Can diabetes be prevented?
Although the functioning of the pancreas, responsible for insulin production, cannot be directly affected, we can do some preventive actions to reduce the chances of developing diabetes. This particularly includes managing our weight, improving our nutritional habits and maintaining regular exercise.
Stress is also one of the more common agents for the onset of diabetes, so it is extremely important that we take full care of our body and mind.
Diabetes treatments vary depending on the type of disease. Type 1 diabetes requires insulin injection therapy, where the patient has to use insulin injections for the rest of their life since the onset.
With type 2 diabetes, however, treatment depends on when the disease is detected.
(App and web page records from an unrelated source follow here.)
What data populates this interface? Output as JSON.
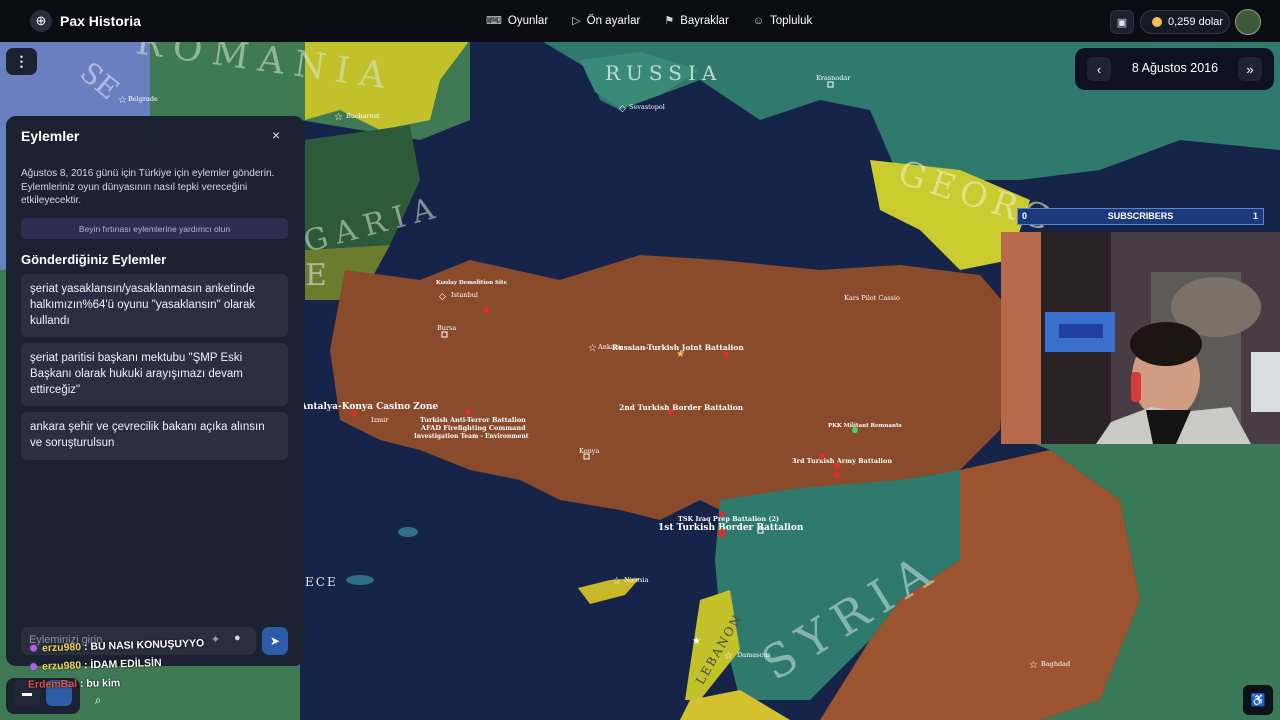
{
  "app": {
    "brand": "Pax Historia"
  },
  "nav": [
    {
      "icon": "⌨",
      "label": "Oyunlar"
    },
    {
      "icon": "▷",
      "label": "Ön ayarlar"
    },
    {
      "icon": "⚑",
      "label": "Bayraklar"
    },
    {
      "icon": "☺",
      "label": "Topluluk"
    }
  ],
  "account": {
    "balance": "0,259 dolar"
  },
  "date_nav": {
    "date": "8 Ağustos 2016",
    "prev_icon": "‹",
    "next_icon": "»"
  },
  "actions_panel": {
    "title": "Eylemler",
    "close_icon": "×",
    "description": "Ağustos 8, 2016 günü için Türkiye için eylemler gönderin. Eylemleriniz oyun dünyasının nasıl tepki vereceğini etkileyecektir.",
    "brainstorm_button": "Beyin fırtınası eylemlerine yardımcı olun",
    "sent_heading": "Gönderdiğiniz Eylemler",
    "sent_actions": [
      "şeriat yasaklansın/yasaklanmasın anketinde halkımızın%64'ü oyunu \"yasaklansın\" olarak kullandı",
      "şeriat paritisi başkanı mektubu \"ŞMP Eski Başkanı olarak hukuki arayışımazı devam ettirceğiz\"",
      "ankara şehir ve çevrecilik bakanı açıka alınsın ve soruşturulsun"
    ],
    "input_placeholder": "Eyleminizi girin"
  },
  "chat_overlay": [
    {
      "user": "erzu980",
      "message": ": BU NASI KONUŞUYYO"
    },
    {
      "user": "erzu980",
      "message": ": İDAM EDİLSİN"
    },
    {
      "user": "ErdemBal",
      "message": ": bu kim"
    }
  ],
  "stream_overlay": {
    "subscribers_label": "SUBSCRIBERS",
    "left_count": "0",
    "right_count": "1"
  },
  "map": {
    "country_labels": [
      "ROMANIA",
      "SE",
      "RUSSIA",
      "GARIA",
      "GEORG",
      "SYRIA",
      "LEBANON",
      "ECE",
      "E"
    ],
    "cities": [
      "Belgrade",
      "Bucharest",
      "Sevastopol",
      "Krasnodar",
      "Istanbul",
      "Bursa",
      "Izmir",
      "Ankara",
      "Konya",
      "Nicosia",
      "Damascus",
      "Baghdad",
      "Kars Pilot Cassio"
    ],
    "units": [
      "Kızılay Demolition Site",
      "Russian-Turkish Joint Battalion",
      "2nd Turkish Border Battalion",
      "Turkish Anti-Terror Battalion",
      "AFAD Firefighting Command",
      "Investigation Team - Environment",
      "Antalya-Konya Casino Zone",
      "PKK Militant Remnants",
      "3rd Turkish Army Battalion",
      "TSK Iraq Prep Battalion (2)",
      "1st Turkish Border Battalion"
    ]
  },
  "colors": {
    "sea": "#17244a",
    "turkey": "#8a4a2c",
    "syria": "#2f7a6c",
    "bulgaria": "#2d5a38",
    "romania": "#3f7a55",
    "yellow_country": "#c2c12a",
    "georgia": "#c9cb2f",
    "panel": "#1d2232",
    "accent": "#2d5ca8"
  }
}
If it is detected at an early stage, it is often sufficient to adjust the diet, exercise regularly and control your body weight. As the disease progresses, treatments need to be adapted accordingly.
This may include taking antidiabetic tablets and some type 2 patients should also be treated with insulin at a later stage.
Diet in diabetic patients and the problem of obesity
High-fibre foods: fresh seasonal vegetables, fruits, legumes (beans, chickpeas, broad bean, lentils) and berries (strawberries, raspberries, blackberries, blueberries)
Low fat foods: foods containing vegetable fat (olive and rapeseed oil, walnuts, almonds and hazelnuts, etc.) pose a lower threat for diabetics, while animal fats should be strictly avoided.
Slowly digested foods: different types of porridge (millet, buckwheat, French barley), wholegrain cakes and bread, various cereals, potatoes, pasta, brown rice, etc.
At the same time, diabetics should of course avoid fatty foods, alcohol and foods that contain a lot of sugar.
However, it is not only what we eat, but also the amount of food as well as the number and time of meals that matters. It is recommended to consume several small meals daily (about 4 – 6) at more or less the same time as this prevents blood glucose levels to fall.
Diet is therefore extremely important in patients with diabetes not only because it helps with controlling the amount of blood sugar, but also because it helps manage your body weight. As many as 80-90% of patients with diabetes also have the so-called metabolic syndrome in addition to diabetes which is manifested in elevated blood fat levels, increased blood pressure and excess weight.
The problem with obesity is that abdominal fat increases tissue resistance to insulin. It also promotes inflammation and affects blood clotting. In metabolic syndrome, however, fat is not only loaded in the abdominal cavity, but also in the intestine, liver and pancreas.
Therefore, a balanced diet and a lot of exercise are all the more important for diabetics.
How can CBD help diabetics?
In diabetes, CBD has proven to be an effective natural substance with a variety of beneficial effects. First and foremost, CBD has extremely pronounced anti-inflammatory effects, which is why it helps relieve all symptoms of inflammation in diabetics.
In many patients, CBD has been shown to have contributed to a reduced insulin intake and reduced insulin resistance, which is the main cause of various types of inflammation.
Cannabis is also supposed to help stabilize blood sugar while opening blood vessels, improving circulation, helping correct increased blood pressure and reducing cholesterol.
Some studies have even shown that CBD helps alleviate symptoms such as diabetic neuropathy (nervous system impairment) and visual impairment.
Diabetic neuropathy most often affects the arms and legs, but its symptoms can spread to any organ. The most common symptoms of nervous system failure are numbness, tingling and pain, and CBD has been shown to successfully relieve these symptoms.
What dose of CBD is recommended for diabetics?
In more manageable forms of diabetes, using 5% CBD drops 2x a day is sufficient. Studies show that regular CBD users have lower fasting insulin levels than non-users. However, we must, of course, understand and bear in mind that CBD cannot fully replace traditional forms of diabetes treatment.
It is therefore important that diabetic patients follow their doctor’s instructions and add CBD to their diet as one of possible alternatives that can successfully help improve diabetes symptoms.